Gediminas Simkus, a policymaker from Lithuania, said on Friday that the possibility of a recession in the euro zone is increasing, but the European Central Bank has to keep hiking interest rates as inflation remains high and estimates may even need to be boosted.

The European Central Bank (ECB) increased its deposit rate to 1.5% on Thursday in an effort to combat inflation that is currently five times higher than its target of 2%. The ECB also stated that additional policy tightening is necessary in order to prevent rapid price growth from becoming entrenched.

Simkus said that models are having trouble calculating the consequences of one-off shocks, which has led to an underestimate of price pressures. The ECB anticipates that inflation will return to 5.5% in 2023, but Simkus stated that models have been underestimating price pressures.

According to Simkus, who is a member of the Governing Council and is responsible for determining rates, “it looks that they will be hiked again again, particularly for next year.”

As the EU struggles to cope with skyrocketing energy prices, Simkus also stated that growth predictions may need to be lowered to allow for the possibility of a recession.

According to Simkus, “the risk that the euro zone enters a technical recession has increased.” [Citation needed]

Because inflation is much too high, the European Central Bank (ECB) said that it will begin discussions in December on how it should wind down the Asset Purchase Programme, which holds 3.3 trillion euros ($3.28 trillion) worth of assets, the majority of which are government debt.

Although Christine Lagarde, the head of the ECB, did not give any more indication on what the future conversation should be on, Simkus indicated that a start date ought to be a main issue on the agenda.

“I believe this is what we should be discussing: potential start date, possible numbers, and how this would be done,” said Simkus. “I think this is what the conversation should be about.”
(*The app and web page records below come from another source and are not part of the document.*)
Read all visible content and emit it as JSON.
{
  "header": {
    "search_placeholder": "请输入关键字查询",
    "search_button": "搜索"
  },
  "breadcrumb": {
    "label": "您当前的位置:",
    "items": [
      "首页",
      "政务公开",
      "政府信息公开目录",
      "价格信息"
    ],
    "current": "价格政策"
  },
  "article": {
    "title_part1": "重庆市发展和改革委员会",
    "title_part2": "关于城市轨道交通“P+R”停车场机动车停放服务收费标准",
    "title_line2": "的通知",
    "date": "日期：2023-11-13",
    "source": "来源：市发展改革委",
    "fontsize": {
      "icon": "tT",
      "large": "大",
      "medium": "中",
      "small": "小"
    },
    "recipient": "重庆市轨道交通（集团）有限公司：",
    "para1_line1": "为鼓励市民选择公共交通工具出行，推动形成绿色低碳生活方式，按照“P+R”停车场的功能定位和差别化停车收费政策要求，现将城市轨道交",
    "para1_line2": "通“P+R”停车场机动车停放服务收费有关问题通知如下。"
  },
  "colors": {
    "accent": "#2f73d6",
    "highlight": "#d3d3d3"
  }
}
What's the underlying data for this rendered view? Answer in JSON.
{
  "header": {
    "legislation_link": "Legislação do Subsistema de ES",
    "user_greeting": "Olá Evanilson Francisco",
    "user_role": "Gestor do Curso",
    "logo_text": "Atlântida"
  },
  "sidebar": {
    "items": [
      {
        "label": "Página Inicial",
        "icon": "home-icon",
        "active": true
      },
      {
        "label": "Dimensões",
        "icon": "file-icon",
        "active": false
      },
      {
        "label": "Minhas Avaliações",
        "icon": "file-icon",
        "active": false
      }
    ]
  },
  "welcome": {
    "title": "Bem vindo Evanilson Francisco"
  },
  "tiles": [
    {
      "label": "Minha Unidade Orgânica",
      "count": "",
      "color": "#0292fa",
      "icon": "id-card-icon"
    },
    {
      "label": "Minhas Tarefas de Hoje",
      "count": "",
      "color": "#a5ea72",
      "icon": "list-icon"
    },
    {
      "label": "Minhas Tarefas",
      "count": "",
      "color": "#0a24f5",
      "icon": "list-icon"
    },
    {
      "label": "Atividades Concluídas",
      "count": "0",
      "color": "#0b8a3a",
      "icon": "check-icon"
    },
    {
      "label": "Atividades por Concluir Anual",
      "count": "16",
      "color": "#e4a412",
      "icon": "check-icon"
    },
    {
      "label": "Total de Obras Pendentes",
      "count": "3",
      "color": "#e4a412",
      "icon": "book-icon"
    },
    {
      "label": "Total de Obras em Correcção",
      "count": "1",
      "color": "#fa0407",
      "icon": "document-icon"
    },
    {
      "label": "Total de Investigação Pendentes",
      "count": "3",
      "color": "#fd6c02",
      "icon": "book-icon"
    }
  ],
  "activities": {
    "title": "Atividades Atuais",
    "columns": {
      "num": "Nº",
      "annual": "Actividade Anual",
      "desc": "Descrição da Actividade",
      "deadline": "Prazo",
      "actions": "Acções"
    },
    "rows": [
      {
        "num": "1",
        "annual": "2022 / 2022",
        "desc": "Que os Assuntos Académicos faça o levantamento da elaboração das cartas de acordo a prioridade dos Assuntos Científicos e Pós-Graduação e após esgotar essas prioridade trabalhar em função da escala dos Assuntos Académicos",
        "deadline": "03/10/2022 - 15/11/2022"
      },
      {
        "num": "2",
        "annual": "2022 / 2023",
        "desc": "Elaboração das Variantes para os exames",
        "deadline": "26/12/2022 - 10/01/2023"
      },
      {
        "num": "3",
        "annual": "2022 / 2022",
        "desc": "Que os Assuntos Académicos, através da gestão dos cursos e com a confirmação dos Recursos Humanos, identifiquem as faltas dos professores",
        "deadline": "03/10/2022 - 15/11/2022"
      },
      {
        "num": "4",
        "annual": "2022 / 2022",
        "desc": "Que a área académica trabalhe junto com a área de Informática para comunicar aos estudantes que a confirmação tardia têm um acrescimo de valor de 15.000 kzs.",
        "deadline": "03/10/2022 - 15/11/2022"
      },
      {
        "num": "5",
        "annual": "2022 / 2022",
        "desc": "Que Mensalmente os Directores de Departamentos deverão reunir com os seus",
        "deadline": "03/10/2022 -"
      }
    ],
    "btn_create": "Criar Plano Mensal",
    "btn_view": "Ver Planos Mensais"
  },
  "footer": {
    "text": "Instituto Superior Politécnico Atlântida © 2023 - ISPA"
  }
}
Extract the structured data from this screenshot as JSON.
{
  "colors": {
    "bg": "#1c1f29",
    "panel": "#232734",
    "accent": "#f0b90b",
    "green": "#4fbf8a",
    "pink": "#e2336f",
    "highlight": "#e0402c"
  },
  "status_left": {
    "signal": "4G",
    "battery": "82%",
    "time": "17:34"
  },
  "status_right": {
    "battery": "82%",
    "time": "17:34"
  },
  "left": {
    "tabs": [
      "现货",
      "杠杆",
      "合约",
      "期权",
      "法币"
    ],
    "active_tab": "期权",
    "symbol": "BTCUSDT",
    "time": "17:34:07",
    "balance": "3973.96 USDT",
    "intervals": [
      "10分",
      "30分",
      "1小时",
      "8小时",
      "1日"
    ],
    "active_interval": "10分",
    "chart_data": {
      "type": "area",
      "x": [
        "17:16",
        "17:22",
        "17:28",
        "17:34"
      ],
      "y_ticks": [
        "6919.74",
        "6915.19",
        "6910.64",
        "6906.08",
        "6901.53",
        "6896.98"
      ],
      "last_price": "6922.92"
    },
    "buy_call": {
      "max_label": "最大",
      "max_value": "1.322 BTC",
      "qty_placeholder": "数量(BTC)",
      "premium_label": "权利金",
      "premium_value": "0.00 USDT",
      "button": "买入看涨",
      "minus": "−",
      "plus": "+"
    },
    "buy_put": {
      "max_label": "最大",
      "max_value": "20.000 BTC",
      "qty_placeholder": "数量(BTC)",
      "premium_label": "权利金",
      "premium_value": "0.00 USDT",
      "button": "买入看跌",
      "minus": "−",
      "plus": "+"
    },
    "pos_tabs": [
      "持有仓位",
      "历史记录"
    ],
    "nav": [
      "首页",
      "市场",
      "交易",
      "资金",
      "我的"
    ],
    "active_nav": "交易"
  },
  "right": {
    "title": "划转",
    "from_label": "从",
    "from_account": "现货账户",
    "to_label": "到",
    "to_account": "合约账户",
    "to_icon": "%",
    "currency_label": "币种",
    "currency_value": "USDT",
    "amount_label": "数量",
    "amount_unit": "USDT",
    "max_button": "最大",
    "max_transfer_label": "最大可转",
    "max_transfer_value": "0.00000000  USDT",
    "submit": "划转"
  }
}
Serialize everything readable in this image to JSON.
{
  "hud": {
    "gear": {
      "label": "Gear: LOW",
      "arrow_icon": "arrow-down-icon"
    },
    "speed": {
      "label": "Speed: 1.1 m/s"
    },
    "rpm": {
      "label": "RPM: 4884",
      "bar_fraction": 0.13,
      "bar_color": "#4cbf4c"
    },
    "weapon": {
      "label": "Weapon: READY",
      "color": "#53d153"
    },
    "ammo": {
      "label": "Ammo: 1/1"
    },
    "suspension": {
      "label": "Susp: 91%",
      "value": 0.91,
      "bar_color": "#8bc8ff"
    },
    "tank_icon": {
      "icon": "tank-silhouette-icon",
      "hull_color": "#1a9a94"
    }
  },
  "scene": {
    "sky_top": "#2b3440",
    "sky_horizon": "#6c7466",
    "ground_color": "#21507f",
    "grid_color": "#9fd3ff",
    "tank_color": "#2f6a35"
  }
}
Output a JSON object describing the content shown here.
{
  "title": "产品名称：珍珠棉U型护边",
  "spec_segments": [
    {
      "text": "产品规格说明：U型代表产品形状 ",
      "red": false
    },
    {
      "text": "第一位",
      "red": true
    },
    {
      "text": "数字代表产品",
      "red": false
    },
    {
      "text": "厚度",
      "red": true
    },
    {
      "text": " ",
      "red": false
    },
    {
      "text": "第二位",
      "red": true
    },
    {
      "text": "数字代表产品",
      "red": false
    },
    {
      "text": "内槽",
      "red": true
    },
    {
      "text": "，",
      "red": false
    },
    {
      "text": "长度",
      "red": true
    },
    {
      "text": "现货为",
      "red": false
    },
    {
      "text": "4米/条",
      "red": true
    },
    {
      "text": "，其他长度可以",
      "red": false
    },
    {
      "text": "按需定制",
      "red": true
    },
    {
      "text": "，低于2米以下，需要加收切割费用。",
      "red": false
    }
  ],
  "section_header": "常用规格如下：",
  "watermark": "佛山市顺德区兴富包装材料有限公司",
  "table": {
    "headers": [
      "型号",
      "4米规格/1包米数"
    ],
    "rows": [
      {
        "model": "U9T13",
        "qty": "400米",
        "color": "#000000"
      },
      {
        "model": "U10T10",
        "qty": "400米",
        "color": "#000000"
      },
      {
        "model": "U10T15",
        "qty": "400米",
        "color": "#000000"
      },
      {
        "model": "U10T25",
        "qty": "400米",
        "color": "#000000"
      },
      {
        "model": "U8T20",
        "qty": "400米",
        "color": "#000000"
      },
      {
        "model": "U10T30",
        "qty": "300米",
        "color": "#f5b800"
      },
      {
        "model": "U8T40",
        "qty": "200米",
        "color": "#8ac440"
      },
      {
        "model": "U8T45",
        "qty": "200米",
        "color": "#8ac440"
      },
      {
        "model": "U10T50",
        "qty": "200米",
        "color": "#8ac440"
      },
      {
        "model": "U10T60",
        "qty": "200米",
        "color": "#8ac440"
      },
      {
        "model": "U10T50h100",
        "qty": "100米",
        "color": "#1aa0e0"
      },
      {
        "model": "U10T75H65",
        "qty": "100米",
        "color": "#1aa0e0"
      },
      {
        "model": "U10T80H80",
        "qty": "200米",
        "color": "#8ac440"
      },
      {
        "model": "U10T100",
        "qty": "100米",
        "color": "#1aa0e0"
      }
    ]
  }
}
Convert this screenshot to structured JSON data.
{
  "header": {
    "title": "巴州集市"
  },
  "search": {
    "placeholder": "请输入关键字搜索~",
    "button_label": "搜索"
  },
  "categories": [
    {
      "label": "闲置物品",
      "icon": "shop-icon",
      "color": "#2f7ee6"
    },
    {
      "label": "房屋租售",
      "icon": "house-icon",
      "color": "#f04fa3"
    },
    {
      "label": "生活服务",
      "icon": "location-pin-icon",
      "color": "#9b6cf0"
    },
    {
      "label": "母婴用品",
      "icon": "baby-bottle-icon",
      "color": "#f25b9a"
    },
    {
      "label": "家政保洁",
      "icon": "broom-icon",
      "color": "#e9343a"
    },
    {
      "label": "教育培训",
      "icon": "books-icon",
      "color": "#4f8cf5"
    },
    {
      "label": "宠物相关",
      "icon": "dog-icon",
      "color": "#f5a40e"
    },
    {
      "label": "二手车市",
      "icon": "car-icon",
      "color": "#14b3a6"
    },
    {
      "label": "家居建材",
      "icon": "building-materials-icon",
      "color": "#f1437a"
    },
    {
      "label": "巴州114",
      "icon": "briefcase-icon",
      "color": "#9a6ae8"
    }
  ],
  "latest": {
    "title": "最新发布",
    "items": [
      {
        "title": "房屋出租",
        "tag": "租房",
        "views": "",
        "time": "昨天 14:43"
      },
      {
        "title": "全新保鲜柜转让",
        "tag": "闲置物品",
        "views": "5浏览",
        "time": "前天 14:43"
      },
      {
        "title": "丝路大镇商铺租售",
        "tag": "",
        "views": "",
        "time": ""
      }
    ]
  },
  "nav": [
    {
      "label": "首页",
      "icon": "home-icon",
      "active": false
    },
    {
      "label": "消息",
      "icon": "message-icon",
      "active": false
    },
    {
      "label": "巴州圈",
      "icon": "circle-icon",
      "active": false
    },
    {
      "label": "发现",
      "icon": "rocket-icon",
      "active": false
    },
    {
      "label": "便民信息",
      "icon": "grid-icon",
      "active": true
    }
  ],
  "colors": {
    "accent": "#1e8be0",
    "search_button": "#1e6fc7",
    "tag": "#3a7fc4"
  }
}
At the moment, the European Central Bank (ECB) reinvests all of the cash that is received from bonds that are maturing as part of the program. However, it is anticipated that the ECB will wind down the debt pile by not reinvesting all of the proceeds in the future.